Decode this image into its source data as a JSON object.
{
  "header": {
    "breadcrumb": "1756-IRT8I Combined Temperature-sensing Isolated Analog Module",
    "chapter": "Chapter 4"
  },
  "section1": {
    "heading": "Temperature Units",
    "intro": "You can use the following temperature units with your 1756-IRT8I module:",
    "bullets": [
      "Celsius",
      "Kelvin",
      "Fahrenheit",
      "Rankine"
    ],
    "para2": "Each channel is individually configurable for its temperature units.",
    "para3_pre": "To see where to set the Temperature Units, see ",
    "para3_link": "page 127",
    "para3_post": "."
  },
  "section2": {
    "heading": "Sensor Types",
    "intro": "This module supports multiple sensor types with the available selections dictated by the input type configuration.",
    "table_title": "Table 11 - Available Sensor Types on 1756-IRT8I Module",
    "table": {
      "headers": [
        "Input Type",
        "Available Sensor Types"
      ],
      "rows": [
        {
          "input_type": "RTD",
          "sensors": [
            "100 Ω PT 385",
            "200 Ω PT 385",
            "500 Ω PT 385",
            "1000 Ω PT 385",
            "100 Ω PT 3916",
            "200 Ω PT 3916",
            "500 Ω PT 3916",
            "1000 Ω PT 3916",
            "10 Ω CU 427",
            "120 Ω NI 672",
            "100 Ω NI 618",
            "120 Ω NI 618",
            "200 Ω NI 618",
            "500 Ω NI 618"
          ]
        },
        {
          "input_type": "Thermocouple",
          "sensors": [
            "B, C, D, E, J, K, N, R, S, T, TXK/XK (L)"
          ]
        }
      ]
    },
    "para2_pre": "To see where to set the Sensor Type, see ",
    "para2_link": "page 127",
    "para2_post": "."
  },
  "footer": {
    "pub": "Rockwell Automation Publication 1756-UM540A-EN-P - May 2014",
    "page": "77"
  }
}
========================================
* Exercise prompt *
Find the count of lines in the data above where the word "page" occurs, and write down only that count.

* Solution to this task *
3